The seating furniture that was designed at the end of the 20s for the German Pavilion at the World Expo in Barcelona, earns the name “classic”. On one hand because the ensemble of the bright pavilion made the overcooled style of living: later called the “International Style” known worldwide. On the other hand, because there are historic references to antiquity. Arguably Greek folding chairs (scissors chair or or driving chairs as thrones for gods and monarchs) served as inspiration. This is to some extent about a modern age throne (non-foldable).
In reality, the furniture for the Barcelona Pavillion had already fulfilled highly representative purposes in their original context: They were to serve as royal chairs during the opening ceremony of the World Expo in Barcelona.

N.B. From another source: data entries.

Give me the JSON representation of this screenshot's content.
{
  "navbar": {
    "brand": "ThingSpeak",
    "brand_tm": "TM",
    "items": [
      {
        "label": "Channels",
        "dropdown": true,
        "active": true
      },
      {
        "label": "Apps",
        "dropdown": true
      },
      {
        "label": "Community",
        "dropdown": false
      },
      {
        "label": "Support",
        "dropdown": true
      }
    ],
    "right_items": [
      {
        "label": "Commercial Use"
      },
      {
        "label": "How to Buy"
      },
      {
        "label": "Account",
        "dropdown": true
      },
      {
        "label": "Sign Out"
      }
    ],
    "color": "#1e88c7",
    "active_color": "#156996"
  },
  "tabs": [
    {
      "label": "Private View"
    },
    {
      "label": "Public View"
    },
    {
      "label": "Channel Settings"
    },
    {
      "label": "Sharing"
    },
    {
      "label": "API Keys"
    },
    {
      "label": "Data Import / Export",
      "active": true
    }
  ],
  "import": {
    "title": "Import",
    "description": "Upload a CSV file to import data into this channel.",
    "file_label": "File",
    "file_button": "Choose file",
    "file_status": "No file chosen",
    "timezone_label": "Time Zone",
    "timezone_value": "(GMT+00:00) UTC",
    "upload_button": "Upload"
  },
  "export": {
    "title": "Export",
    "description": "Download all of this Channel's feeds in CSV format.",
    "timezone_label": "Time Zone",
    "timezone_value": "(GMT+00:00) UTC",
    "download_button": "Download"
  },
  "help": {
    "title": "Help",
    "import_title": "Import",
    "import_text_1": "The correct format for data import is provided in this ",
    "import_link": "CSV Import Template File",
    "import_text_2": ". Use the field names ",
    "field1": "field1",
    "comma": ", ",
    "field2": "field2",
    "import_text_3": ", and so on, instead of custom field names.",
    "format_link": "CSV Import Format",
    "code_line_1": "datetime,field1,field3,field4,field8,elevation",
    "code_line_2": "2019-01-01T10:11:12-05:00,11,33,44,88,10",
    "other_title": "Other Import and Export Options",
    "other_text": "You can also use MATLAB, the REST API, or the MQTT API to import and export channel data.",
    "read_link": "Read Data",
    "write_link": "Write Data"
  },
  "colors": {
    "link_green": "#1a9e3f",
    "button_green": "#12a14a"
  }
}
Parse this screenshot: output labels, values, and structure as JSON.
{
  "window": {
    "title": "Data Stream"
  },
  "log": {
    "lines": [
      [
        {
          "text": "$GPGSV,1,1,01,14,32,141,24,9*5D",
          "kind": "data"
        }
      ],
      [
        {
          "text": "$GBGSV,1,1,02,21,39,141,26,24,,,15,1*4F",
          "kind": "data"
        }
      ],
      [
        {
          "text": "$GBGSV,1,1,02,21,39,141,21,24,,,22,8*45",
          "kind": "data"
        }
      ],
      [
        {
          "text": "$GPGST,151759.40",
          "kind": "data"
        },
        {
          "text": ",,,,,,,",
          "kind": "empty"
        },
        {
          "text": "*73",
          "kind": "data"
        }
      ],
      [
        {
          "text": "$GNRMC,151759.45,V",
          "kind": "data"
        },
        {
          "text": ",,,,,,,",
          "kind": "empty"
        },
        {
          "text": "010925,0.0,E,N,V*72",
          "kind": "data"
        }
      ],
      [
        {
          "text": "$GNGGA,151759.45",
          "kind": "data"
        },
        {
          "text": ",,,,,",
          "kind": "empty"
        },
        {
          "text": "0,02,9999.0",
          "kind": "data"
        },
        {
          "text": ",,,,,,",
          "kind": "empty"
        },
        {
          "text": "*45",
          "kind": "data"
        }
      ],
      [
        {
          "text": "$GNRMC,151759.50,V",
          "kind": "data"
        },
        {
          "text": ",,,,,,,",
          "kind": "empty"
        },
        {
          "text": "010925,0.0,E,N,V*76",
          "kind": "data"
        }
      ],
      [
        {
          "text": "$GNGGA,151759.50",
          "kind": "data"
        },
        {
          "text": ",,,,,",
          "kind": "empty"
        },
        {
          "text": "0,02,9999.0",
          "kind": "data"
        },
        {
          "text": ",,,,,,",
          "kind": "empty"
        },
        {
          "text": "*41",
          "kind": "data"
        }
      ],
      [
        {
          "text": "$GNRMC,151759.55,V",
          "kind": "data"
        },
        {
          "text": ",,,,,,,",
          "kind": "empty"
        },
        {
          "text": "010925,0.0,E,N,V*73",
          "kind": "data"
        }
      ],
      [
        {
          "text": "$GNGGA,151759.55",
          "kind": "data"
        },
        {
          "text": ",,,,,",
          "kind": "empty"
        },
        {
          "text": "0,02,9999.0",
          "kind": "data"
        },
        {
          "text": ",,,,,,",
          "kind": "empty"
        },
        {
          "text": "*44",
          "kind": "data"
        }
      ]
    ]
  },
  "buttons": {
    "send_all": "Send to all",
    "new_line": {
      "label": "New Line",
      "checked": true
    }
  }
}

This concept is in opposition to the social, even socialist aims, which were represented by many protagonists of the “New Building” at that time. Ludwig Mies van der Rohe used band steel and leather upholstery in a celebratory white at the World Expo. The Barcelona stool was a luxury piece of furniture and moreover hardly suitable for the series. The frame had to be laboriously welded by hand, which meant that the stool could only be produced in a changed version from 1948 onwards. However, it is an extremely innovative design which has expanded the repertoire of the classic modern.
- Features: A signed piece of KnollStudio furniture which is produced according to the original specifications from Mies van der Rohe. The designer gave Knoll the exclusive production and marketing rights in 1953. A children’s version of the Barcelona Stool is also available. The KnollStudio logo and the signature of Ludwig Mies van der Rohe are embossed into each piece of furniture. - Production:
The chrome frame is hand-polished to a high gloss. Each cushion is made from 16 individual pieces of leather, cut by hand from a single hide, sewn by hand and finished with piping and buttons. The visible side of the belt is dyed to suit the upholstery. - Surfaces:
Available in different Spinneybeck leathers. The frame has been chrome-plated and polished. - Prizes: MoMa (Museum of Modern Art), 1977.